The Modern Era: Fiat Currency and Inflation

Fiat currencies like dollars, pounds, pesos, or yen are printed without restriction, leading to inflation. These currencies do not maintain their purchasing power over time and fail to serve as a true store of value. This situation is reminiscent of ancient empires that collapsed due to similar practices.

The Evolution Continues: Bitcoin

Bitcoin represents a significant innovation in the history of money. Created in 2009 by the pseudonymous Satoshi Nakamoto, Bitcoin is a decentralised digital currency. It embodies the principles of good money: it is a medium of exchange, unit of account, portable, durable, divisible, fungible, and a store of value.

Understanding Bitcoin

Bitcoin is created through a process called "mining," where computational power is used to solve complex mathematical problems, validating transactions and securing the network. This process requires economic energy (electricity and labour), storing value in the form of Bitcoin. Unlike fiat currency, Bitcoin's supply is limited to 21 million, preventing debasement.

Bitcoin operates on a decentralised network, removing the need for a central authority like the Federal Reserve. Transactions are verified through a consensus mechanism called "proof of work," ensuring security and trust in a trustless system. This is akin to the Byzantine Generals Problem, where consensus is needed among decentralised parties to avoid failure.

Bitcoin as Money

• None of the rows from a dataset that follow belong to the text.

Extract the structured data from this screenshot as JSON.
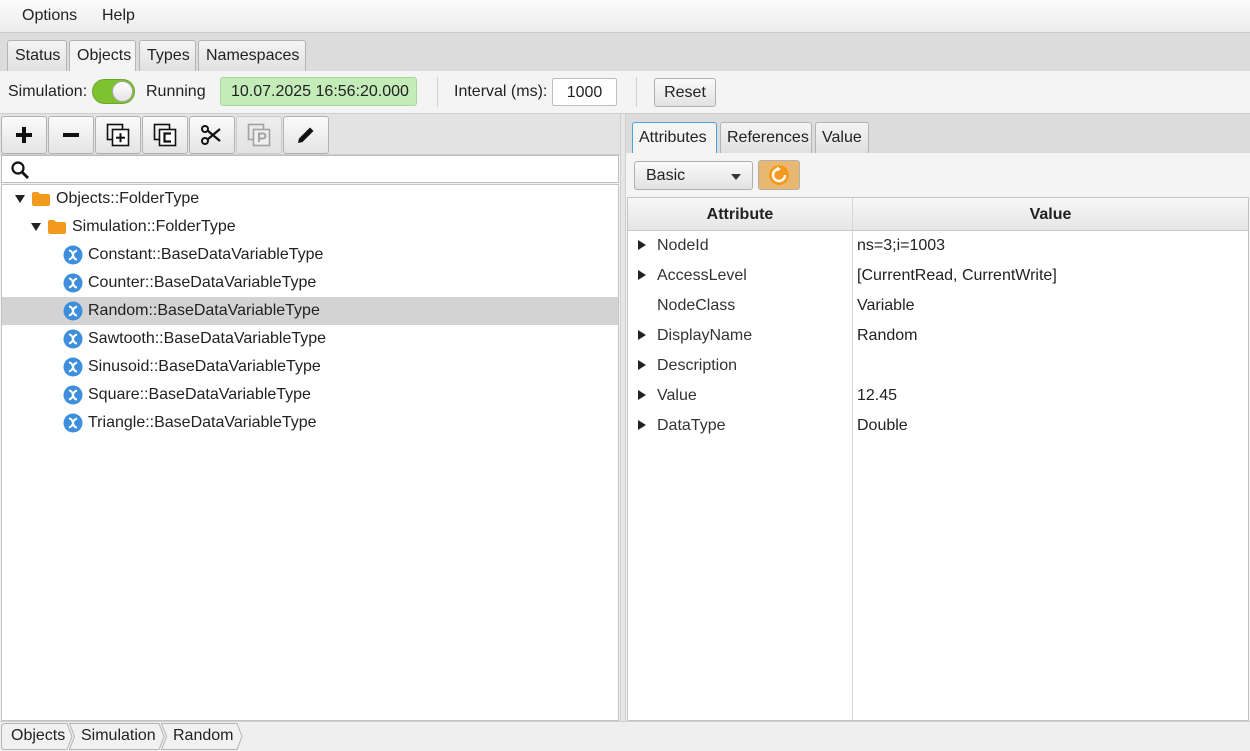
{
  "menu": {
    "options": "Options",
    "help": "Help"
  },
  "tabs": {
    "status": "Status",
    "objects": "Objects",
    "types": "Types",
    "namespaces": "Namespaces"
  },
  "simulation": {
    "label": "Simulation:",
    "state": "Running",
    "time": "10.07.2025 16:56:20.000",
    "interval_label": "Interval (ms):",
    "interval_value": "1000",
    "reset": "Reset",
    "toggle_on": true,
    "accent_color": "#7ec232"
  },
  "toolbar": {
    "icons": [
      "plus-icon",
      "minus-icon",
      "copy-icon",
      "copy-c-icon",
      "cut-icon",
      "paste-icon",
      "edit-icon"
    ]
  },
  "search": {
    "placeholder": ""
  },
  "tree": {
    "root": "Objects::FolderType",
    "folder": "Simulation::FolderType",
    "items": [
      "Constant::BaseDataVariableType",
      "Counter::BaseDataVariableType",
      "Random::BaseDataVariableType",
      "Sawtooth::BaseDataVariableType",
      "Sinusoid::BaseDataVariableType",
      "Square::BaseDataVariableType",
      "Triangle::BaseDataVariableType"
    ],
    "selected": "Random::BaseDataVariableType"
  },
  "right_tabs": {
    "attributes": "Attributes",
    "references": "References",
    "value": "Value"
  },
  "attributes": {
    "mode": "Basic",
    "col_attribute": "Attribute",
    "col_value": "Value",
    "rows": [
      {
        "name": "NodeId",
        "value": "ns=3;i=1003",
        "expandable": true
      },
      {
        "name": "AccessLevel",
        "value": "[CurrentRead, CurrentWrite]",
        "expandable": true
      },
      {
        "name": "NodeClass",
        "value": "Variable",
        "expandable": false
      },
      {
        "name": "DisplayName",
        "value": "Random",
        "expandable": true
      },
      {
        "name": "Description",
        "value": "",
        "expandable": true
      },
      {
        "name": "Value",
        "value": "12.45",
        "expandable": true
      },
      {
        "name": "DataType",
        "value": "Double",
        "expandable": true
      }
    ]
  },
  "breadcrumb": [
    "Objects",
    "Simulation",
    "Random"
  ]
}
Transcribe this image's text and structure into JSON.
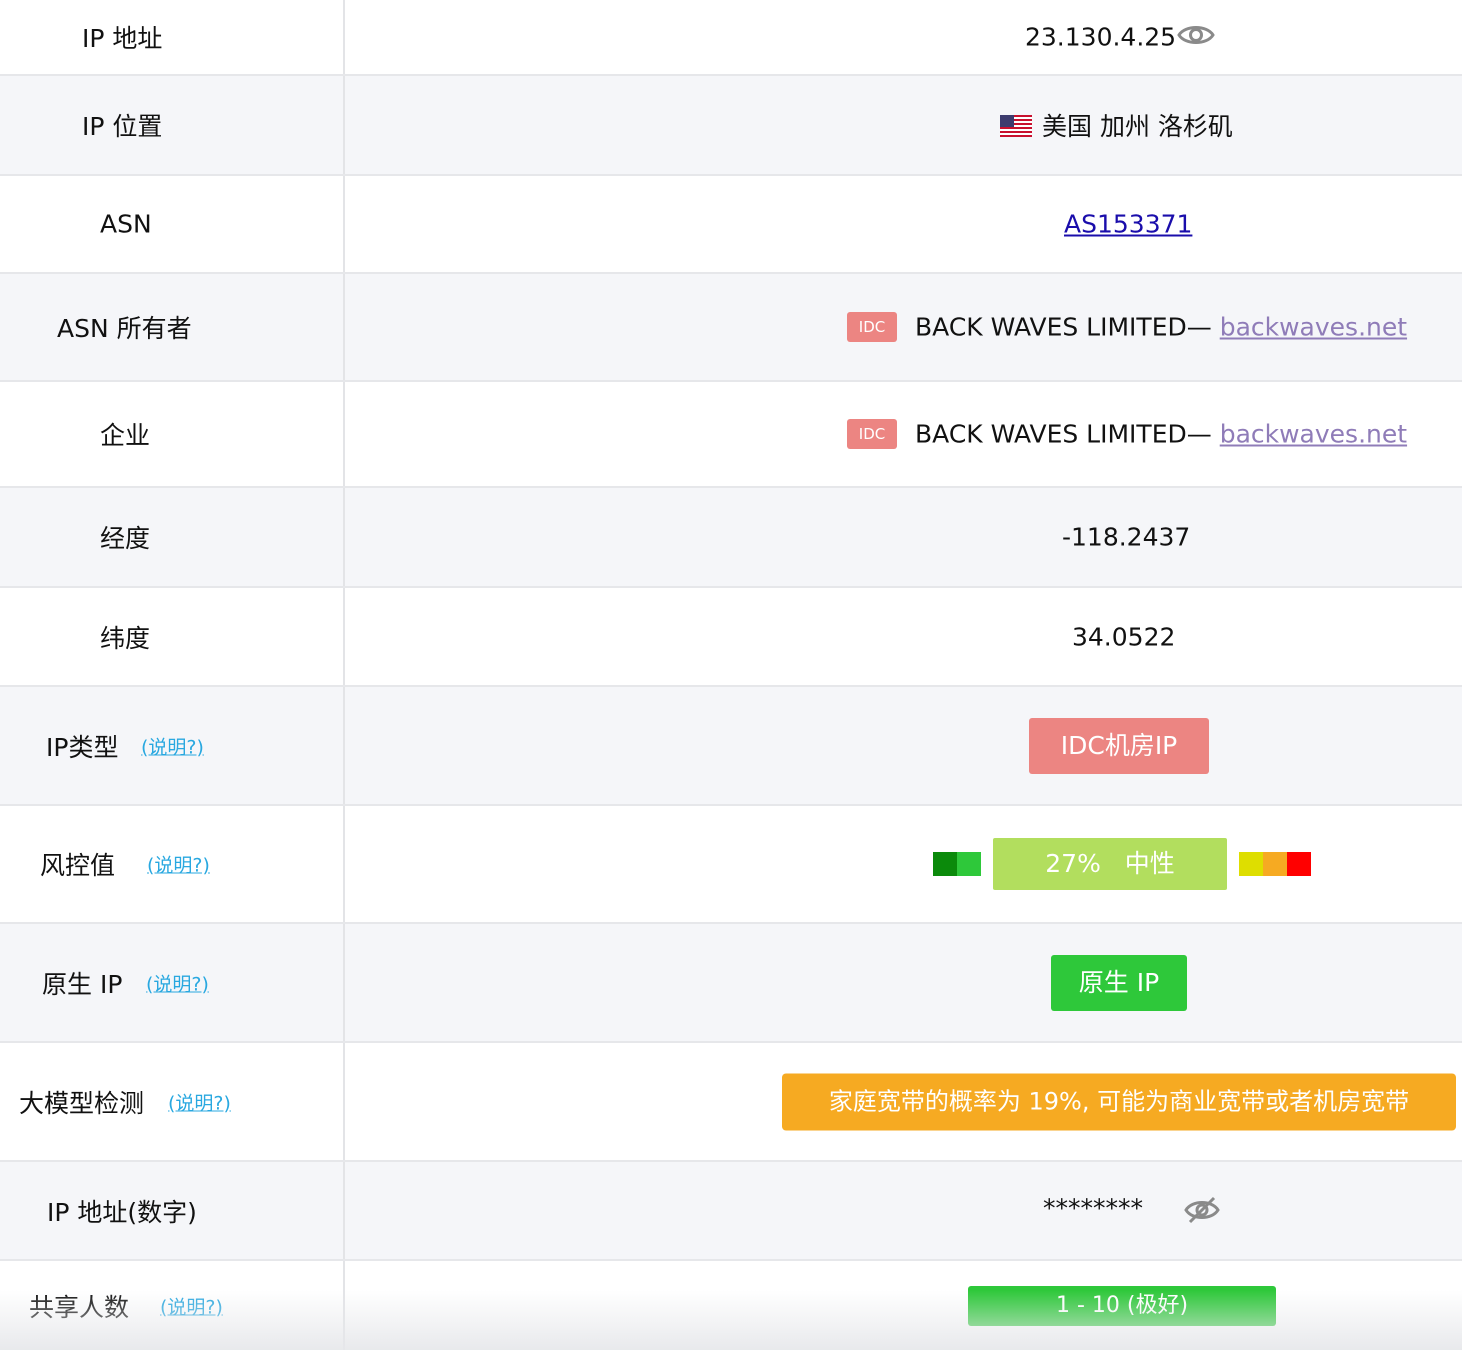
{
  "rows": {
    "ip_address": {
      "label": "IP 地址",
      "value": "23.130.4.25",
      "icon": "eye-icon"
    },
    "ip_location": {
      "label": "IP 位置",
      "flag": "us-flag-icon",
      "value": "美国 加州 洛杉矶"
    },
    "asn": {
      "label": "ASN",
      "value": "AS153371"
    },
    "asn_owner": {
      "label": "ASN 所有者",
      "tag": "IDC",
      "name": "BACK WAVES LIMITED",
      "separator": "—",
      "domain": "backwaves.net"
    },
    "enterprise": {
      "label": "企业",
      "tag": "IDC",
      "name": "BACK WAVES LIMITED",
      "separator": "—",
      "domain": "backwaves.net"
    },
    "longitude": {
      "label": "经度",
      "value": "-118.2437"
    },
    "latitude": {
      "label": "纬度",
      "value": "34.0522"
    },
    "ip_type": {
      "label": "IP类型",
      "help": "(说明?)",
      "value": "IDC机房IP"
    },
    "risk": {
      "label": "风控值",
      "help": "(说明?)",
      "percent": "27%",
      "level": "中性",
      "score": 0.27
    },
    "native_ip": {
      "label": "原生 IP",
      "help": "(说明?)",
      "value": "原生 IP"
    },
    "llm_detect": {
      "label": "大模型检测",
      "help": "(说明?)",
      "value": "家庭宽带的概率为 19%, 可能为商业宽带或者机房宽带"
    },
    "ip_numeric": {
      "label": "IP 地址(数字)",
      "value": "********",
      "icon": "eye-off-icon"
    },
    "shared_users": {
      "label": "共享人数",
      "help": "(说明?)",
      "value": "1 - 10 (极好)"
    }
  },
  "colors": {
    "idc_red": "#ec8582",
    "risk_neutral": "#b2de5e",
    "native_green": "#2ec83a",
    "llm_orange": "#f6aa22",
    "help_blue": "#29a8e0",
    "risk_scale": [
      "#0b8a0b",
      "#2ec83a",
      "#dede00",
      "#f6aa22",
      "#ff0000"
    ]
  }
}
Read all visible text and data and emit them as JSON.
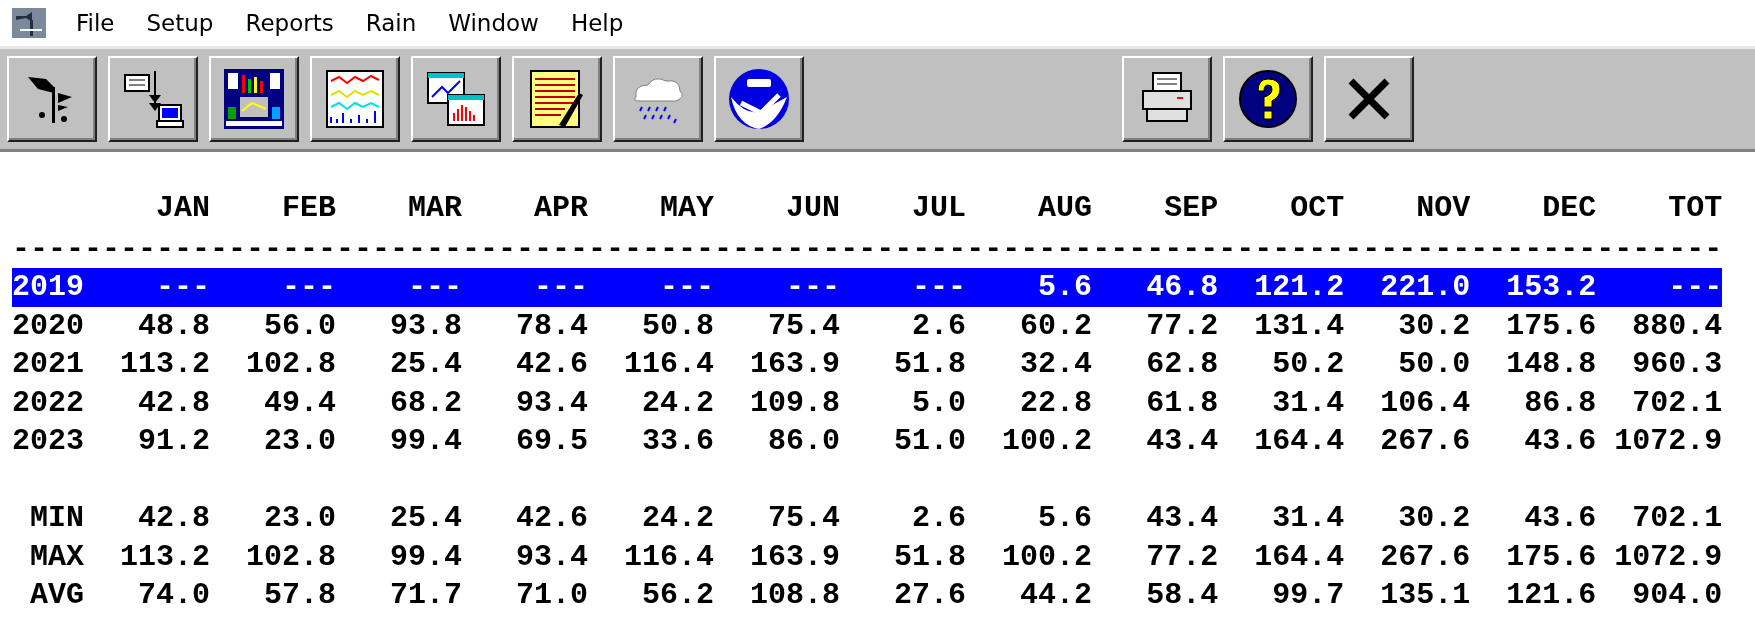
{
  "menu": [
    "File",
    "Setup",
    "Reports",
    "Rain",
    "Window",
    "Help"
  ],
  "table": {
    "columns": [
      "JAN",
      "FEB",
      "MAR",
      "APR",
      "MAY",
      "JUN",
      "JUL",
      "AUG",
      "SEP",
      "OCT",
      "NOV",
      "DEC",
      "TOT"
    ],
    "separator": "-----------------------------------------------------------------------------------------------",
    "rows": [
      {
        "year": "2019",
        "selected": true,
        "values": [
          "---",
          "---",
          "---",
          "---",
          "---",
          "---",
          "---",
          "5.6",
          "46.8",
          "121.2",
          "221.0",
          "153.2",
          "---"
        ]
      },
      {
        "year": "2020",
        "selected": false,
        "values": [
          "48.8",
          "56.0",
          "93.8",
          "78.4",
          "50.8",
          "75.4",
          "2.6",
          "60.2",
          "77.2",
          "131.4",
          "30.2",
          "175.6",
          "880.4"
        ]
      },
      {
        "year": "2021",
        "selected": false,
        "values": [
          "113.2",
          "102.8",
          "25.4",
          "42.6",
          "116.4",
          "163.9",
          "51.8",
          "32.4",
          "62.8",
          "50.2",
          "50.0",
          "148.8",
          "960.3"
        ]
      },
      {
        "year": "2022",
        "selected": false,
        "values": [
          "42.8",
          "49.4",
          "68.2",
          "93.4",
          "24.2",
          "109.8",
          "5.0",
          "22.8",
          "61.8",
          "31.4",
          "106.4",
          "86.8",
          "702.1"
        ]
      },
      {
        "year": "2023",
        "selected": false,
        "values": [
          "91.2",
          "23.0",
          "99.4",
          "69.5",
          "33.6",
          "86.0",
          "51.0",
          "100.2",
          "43.4",
          "164.4",
          "267.6",
          "43.6",
          "1072.9"
        ]
      }
    ],
    "summary": [
      {
        "label": "MIN",
        "values": [
          "42.8",
          "23.0",
          "25.4",
          "42.6",
          "24.2",
          "75.4",
          "2.6",
          "5.6",
          "43.4",
          "31.4",
          "30.2",
          "43.6",
          "702.1"
        ]
      },
      {
        "label": "MAX",
        "values": [
          "113.2",
          "102.8",
          "99.4",
          "93.4",
          "116.4",
          "163.9",
          "51.8",
          "100.2",
          "77.2",
          "164.4",
          "267.6",
          "175.6",
          "1072.9"
        ]
      },
      {
        "label": "AVG",
        "values": [
          "74.0",
          "57.8",
          "71.7",
          "71.0",
          "56.2",
          "108.8",
          "27.6",
          "44.2",
          "58.4",
          "99.7",
          "135.1",
          "121.6",
          "904.0"
        ]
      }
    ]
  }
}
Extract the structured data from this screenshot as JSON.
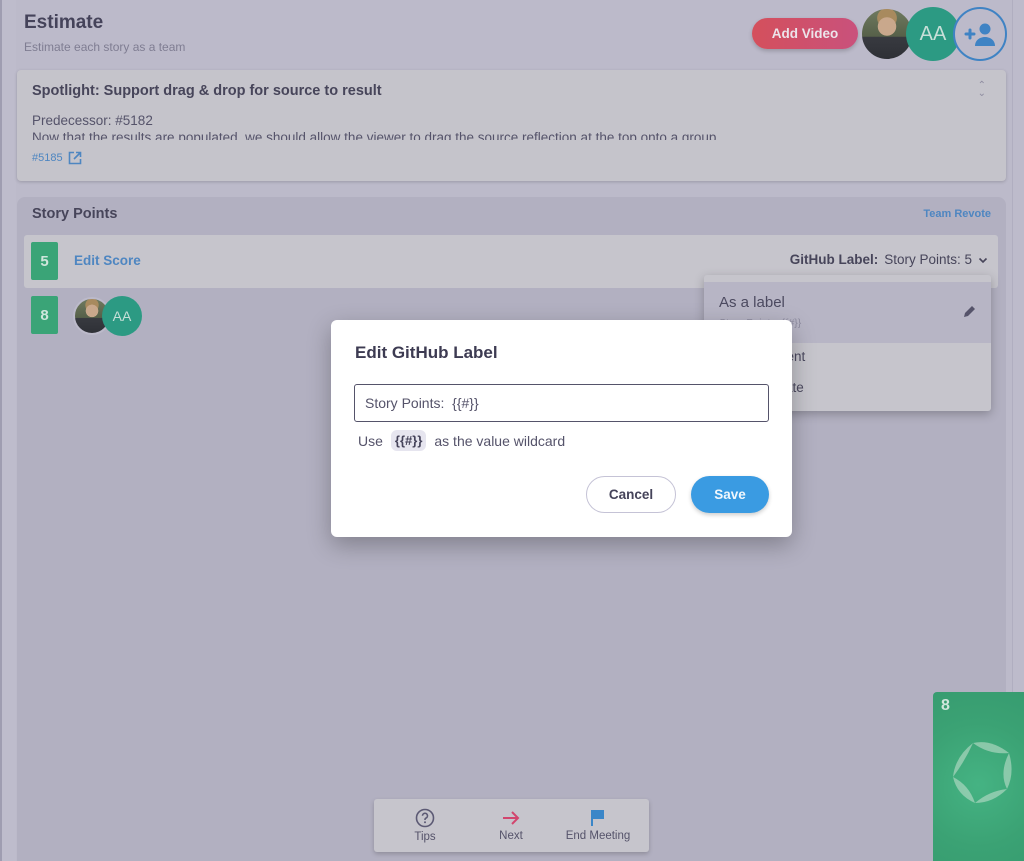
{
  "header": {
    "title": "Estimate",
    "subtitle": "Estimate each story as a team",
    "add_video_label": "Add Video",
    "participants": [
      {
        "type": "photo",
        "name": "user-photo"
      },
      {
        "type": "initials",
        "initials": "AA"
      }
    ],
    "add_user_icon": "person-add-icon"
  },
  "spotlight": {
    "title": "Spotlight: Support drag & drop for source to result",
    "predecessor": "Predecessor: #5182",
    "description": "Now that the results are populated, we should allow the viewer to drag the source reflection at the top onto a group",
    "issue_link": "#5185",
    "external_link_icon": "open-in-new-icon",
    "expand_icon": "unfold-icon"
  },
  "story_points": {
    "title": "Story Points",
    "team_revote_label": "Team Revote",
    "active_row": {
      "score": "5",
      "edit_score_label": "Edit Score",
      "github_label_prefix": "GitHub Label:",
      "github_label_value": "Story Points: 5"
    },
    "vote_rows": [
      {
        "score": "8",
        "voters": [
          "user-photo",
          "AA"
        ]
      }
    ]
  },
  "label_menu": {
    "items": [
      {
        "title": "As a label",
        "subtitle": "Story Points: {{#}}",
        "selected": true
      },
      {
        "title": "As a comment",
        "visible_fragment": "t"
      },
      {
        "title": "Do not update",
        "visible_fragment": "ate"
      }
    ]
  },
  "modal": {
    "title": "Edit GitHub Label",
    "input_value": "Story Points:  {{#}}",
    "hint_prefix": "Use",
    "hint_token": "{{#}}",
    "hint_suffix": "as the value wildcard",
    "cancel_label": "Cancel",
    "save_label": "Save"
  },
  "bottom_bar": {
    "tips_label": "Tips",
    "next_label": "Next",
    "end_meeting_label": "End Meeting"
  },
  "deck": {
    "card_value": "8"
  },
  "colors": {
    "primary_blue": "#3a9be2",
    "link_blue": "#4e86c1",
    "card_green": "#3aa477",
    "accent_red": "#d4505c",
    "next_arrow": "#d2466e"
  }
}
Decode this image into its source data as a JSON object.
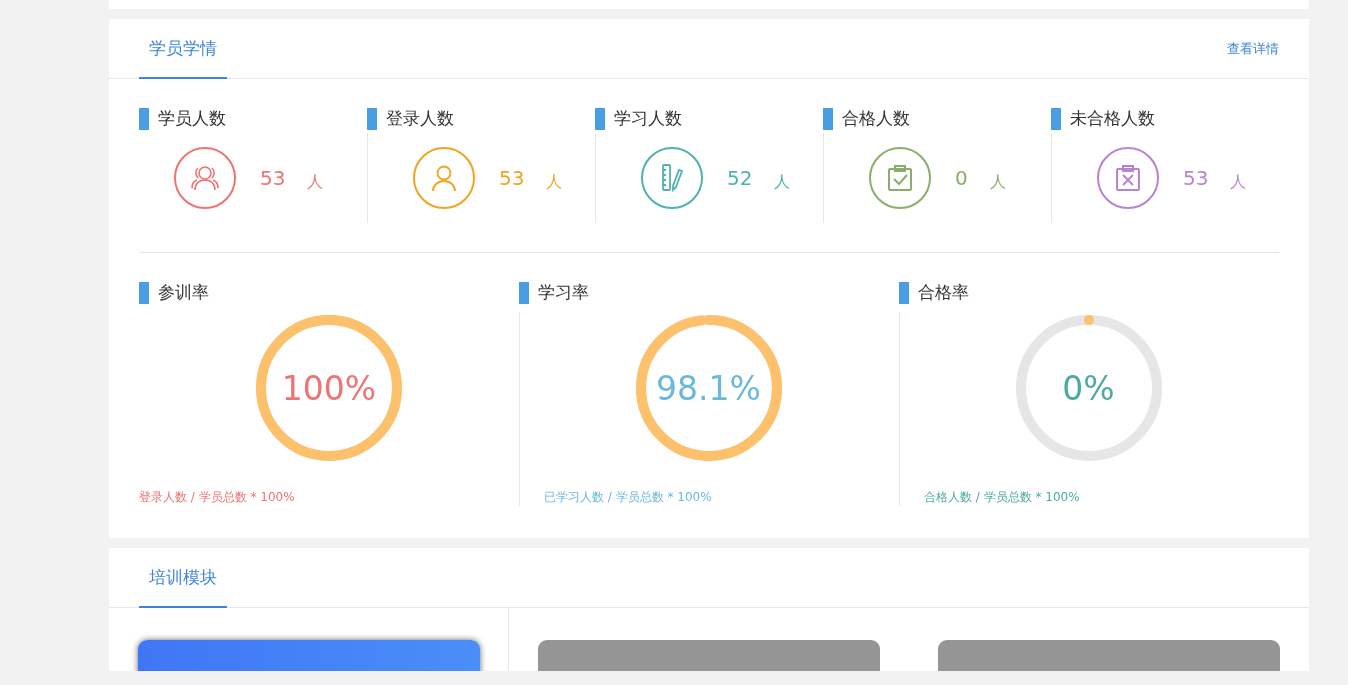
{
  "learning_panel": {
    "tabs": [
      {
        "label": "学员学情",
        "selected": true
      }
    ],
    "details_link": "查看详情",
    "stats": [
      {
        "kind": "students",
        "label": "学员人数",
        "value": "53",
        "unit": "人",
        "color": "#ee7373"
      },
      {
        "kind": "login",
        "label": "登录人数",
        "value": "53",
        "unit": "人",
        "color": "#f0a41f"
      },
      {
        "kind": "study",
        "label": "学习人数",
        "value": "52",
        "unit": "人",
        "color": "#4db3ae"
      },
      {
        "kind": "pass",
        "label": "合格人数",
        "value": "0",
        "unit": "人",
        "color": "#8aae6a"
      },
      {
        "kind": "fail",
        "label": "未合格人数",
        "value": "53",
        "unit": "人",
        "color": "#b784cf"
      }
    ],
    "rates": [
      {
        "label": "参训率",
        "percent": "100%",
        "level": 1,
        "formula": "登录人数 / 学员总数 * 100%",
        "color": "#ee7373"
      },
      {
        "label": "学习率",
        "percent": "98.1%",
        "level": 0.981,
        "formula": "已学习人数 / 学员总数 * 100%",
        "color": "#6bb8d8"
      },
      {
        "label": "合格率",
        "percent": "0%",
        "level": 0,
        "formula": "合格人数 / 学员总数 * 100%",
        "color": "#4fa9a3"
      }
    ]
  },
  "training_panel": {
    "tabs": [
      {
        "label": "培训模块",
        "selected": true
      }
    ],
    "modules": [
      {
        "active": true
      },
      {
        "active": false
      },
      {
        "active": false
      }
    ]
  }
}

Bitcoin fulfills most characteristics of money. It is a medium of exchange, unit of account, portable, durable, divisible, and fungible. Its potential as a store of value is still debated, given its relatively short history compared to gold. However, its fixed supply and decentralised nature position it as a strong candidate for maintaining purchasing power over time.

Challenges and Prospects

Bitcoin faces challenges such as volatility and regulatory hurdles. However, its decentralised nature, fixed supply, and the trust built through mathematics and cryptography make it a revolutionary development in the evolution of money. It addresses the issues of fiat currency, offering a system resistant to debasement and government manipulation.

Conclusion

The history of money reflects human innovation and the constant search for a reliable store of value. From barter to gold, to paper money, and now digital currencies like Bitcoin, each evolution aims to solve the limitations of its predecessors. Bitcoin, with its unique characteristics and decentralised nature, represents a significant step forward, potentially addressing the issues inherent in fiat currency systems and offering a new paradigm for money.